=== RECORDS FOR PROCESSING ===

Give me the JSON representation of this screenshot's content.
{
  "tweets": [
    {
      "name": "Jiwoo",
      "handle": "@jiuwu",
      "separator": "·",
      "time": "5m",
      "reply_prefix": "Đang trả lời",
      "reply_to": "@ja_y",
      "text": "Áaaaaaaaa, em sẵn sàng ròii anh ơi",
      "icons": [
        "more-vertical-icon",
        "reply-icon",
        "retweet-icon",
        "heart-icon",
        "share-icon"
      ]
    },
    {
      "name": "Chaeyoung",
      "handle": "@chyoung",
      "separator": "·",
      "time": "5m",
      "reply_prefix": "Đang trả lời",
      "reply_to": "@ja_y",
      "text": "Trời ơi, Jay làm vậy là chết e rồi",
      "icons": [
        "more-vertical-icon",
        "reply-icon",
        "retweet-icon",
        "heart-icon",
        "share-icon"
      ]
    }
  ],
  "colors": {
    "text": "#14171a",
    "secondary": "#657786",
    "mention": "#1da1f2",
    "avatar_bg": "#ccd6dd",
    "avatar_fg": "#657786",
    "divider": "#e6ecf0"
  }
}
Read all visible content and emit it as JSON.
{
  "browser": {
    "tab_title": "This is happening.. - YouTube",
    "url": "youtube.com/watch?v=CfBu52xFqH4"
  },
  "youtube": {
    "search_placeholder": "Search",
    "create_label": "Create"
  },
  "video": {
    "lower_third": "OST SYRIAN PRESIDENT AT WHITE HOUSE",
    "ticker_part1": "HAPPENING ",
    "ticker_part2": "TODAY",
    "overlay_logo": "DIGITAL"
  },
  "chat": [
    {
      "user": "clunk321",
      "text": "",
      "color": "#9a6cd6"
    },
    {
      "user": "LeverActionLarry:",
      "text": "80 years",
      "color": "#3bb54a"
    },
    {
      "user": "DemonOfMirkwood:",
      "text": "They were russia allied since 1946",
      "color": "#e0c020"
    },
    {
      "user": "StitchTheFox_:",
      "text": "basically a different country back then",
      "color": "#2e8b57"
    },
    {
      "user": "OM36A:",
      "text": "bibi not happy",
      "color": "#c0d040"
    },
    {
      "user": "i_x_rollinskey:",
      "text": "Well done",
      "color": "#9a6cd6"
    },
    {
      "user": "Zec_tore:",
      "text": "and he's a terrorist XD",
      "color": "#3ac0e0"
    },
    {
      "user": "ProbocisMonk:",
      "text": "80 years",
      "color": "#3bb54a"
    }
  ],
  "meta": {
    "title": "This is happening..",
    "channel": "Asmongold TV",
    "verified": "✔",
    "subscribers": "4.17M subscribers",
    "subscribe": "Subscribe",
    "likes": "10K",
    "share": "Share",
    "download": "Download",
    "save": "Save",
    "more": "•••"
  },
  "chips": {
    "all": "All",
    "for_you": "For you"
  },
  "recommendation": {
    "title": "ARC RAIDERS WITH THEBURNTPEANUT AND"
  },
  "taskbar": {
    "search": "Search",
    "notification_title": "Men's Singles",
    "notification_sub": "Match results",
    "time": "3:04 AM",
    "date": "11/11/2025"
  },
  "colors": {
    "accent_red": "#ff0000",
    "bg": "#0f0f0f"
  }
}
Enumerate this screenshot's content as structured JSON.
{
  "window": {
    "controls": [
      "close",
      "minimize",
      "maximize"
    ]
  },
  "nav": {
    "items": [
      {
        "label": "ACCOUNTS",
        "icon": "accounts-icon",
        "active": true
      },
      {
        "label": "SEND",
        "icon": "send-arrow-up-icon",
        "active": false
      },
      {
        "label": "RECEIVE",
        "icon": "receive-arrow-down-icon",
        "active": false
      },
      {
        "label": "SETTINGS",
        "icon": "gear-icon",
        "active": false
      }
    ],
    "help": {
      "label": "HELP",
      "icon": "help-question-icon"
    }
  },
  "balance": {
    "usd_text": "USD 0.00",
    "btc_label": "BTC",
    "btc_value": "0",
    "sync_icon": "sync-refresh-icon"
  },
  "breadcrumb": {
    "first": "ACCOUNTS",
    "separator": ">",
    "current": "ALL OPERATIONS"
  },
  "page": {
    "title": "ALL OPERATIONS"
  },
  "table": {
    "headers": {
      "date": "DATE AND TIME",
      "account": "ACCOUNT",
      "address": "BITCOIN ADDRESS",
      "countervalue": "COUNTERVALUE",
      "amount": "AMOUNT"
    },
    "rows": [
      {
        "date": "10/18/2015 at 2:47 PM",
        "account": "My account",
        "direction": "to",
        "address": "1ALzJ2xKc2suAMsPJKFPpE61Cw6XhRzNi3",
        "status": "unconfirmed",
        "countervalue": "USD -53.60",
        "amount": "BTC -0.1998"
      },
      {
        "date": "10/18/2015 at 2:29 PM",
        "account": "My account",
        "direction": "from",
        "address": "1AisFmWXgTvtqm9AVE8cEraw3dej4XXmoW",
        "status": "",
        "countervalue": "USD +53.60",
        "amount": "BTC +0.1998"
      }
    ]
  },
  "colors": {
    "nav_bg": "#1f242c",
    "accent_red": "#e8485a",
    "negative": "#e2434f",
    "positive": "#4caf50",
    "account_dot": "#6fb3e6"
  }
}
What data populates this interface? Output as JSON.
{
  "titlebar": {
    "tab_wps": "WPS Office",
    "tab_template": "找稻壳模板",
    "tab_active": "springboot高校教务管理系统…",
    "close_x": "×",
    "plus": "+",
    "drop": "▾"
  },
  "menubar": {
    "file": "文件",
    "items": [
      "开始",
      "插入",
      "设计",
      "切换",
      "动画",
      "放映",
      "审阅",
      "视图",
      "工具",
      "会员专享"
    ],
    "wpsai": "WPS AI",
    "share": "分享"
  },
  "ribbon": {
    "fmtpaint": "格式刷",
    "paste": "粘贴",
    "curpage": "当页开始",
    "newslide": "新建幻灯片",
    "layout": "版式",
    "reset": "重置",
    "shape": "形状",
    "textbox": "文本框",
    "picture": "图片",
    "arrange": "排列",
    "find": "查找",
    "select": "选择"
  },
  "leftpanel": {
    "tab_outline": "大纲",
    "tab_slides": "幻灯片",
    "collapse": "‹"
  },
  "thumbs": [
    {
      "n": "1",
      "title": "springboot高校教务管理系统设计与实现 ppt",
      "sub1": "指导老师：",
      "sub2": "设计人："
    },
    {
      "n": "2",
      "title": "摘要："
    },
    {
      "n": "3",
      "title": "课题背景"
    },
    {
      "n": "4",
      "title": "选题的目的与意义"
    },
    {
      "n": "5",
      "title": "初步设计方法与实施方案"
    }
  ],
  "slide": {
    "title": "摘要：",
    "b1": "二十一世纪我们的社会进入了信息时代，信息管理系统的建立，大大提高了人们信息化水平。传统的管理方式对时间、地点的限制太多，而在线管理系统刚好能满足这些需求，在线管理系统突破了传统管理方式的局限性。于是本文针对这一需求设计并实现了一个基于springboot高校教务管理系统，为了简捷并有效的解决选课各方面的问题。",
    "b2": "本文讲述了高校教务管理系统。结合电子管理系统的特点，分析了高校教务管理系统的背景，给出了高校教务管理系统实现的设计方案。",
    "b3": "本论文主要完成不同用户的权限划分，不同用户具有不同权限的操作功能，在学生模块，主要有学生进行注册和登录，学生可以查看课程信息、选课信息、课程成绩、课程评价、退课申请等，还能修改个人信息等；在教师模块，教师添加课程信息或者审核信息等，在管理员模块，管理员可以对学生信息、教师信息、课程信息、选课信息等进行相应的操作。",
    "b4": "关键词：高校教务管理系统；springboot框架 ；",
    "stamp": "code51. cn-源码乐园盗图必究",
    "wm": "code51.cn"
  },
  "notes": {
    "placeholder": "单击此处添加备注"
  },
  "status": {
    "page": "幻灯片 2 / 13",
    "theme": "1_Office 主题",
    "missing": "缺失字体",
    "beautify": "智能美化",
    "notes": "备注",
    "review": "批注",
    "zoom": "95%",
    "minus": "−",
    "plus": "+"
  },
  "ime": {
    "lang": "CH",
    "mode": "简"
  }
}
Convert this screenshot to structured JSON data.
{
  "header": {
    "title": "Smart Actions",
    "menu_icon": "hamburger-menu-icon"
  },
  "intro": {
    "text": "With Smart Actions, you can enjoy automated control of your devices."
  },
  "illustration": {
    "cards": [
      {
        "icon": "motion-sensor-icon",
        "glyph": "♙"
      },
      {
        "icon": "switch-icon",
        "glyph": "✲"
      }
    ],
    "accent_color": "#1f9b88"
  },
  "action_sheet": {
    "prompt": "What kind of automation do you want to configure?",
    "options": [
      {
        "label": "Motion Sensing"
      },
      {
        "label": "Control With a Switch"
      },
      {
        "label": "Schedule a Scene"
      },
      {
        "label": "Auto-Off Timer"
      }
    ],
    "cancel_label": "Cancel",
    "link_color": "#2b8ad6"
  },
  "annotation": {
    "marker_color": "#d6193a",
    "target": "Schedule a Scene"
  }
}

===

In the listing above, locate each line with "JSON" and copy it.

**ANSWER FOR THIS EXERCISE:**
Give me the JSON representation of this screenshot's content.
Read all visible content and emit it as JSON.
Enumerate this screenshot's content as structured JSON.
What data populates this interface? Output as JSON.
Convert this screenshot to structured JSON data.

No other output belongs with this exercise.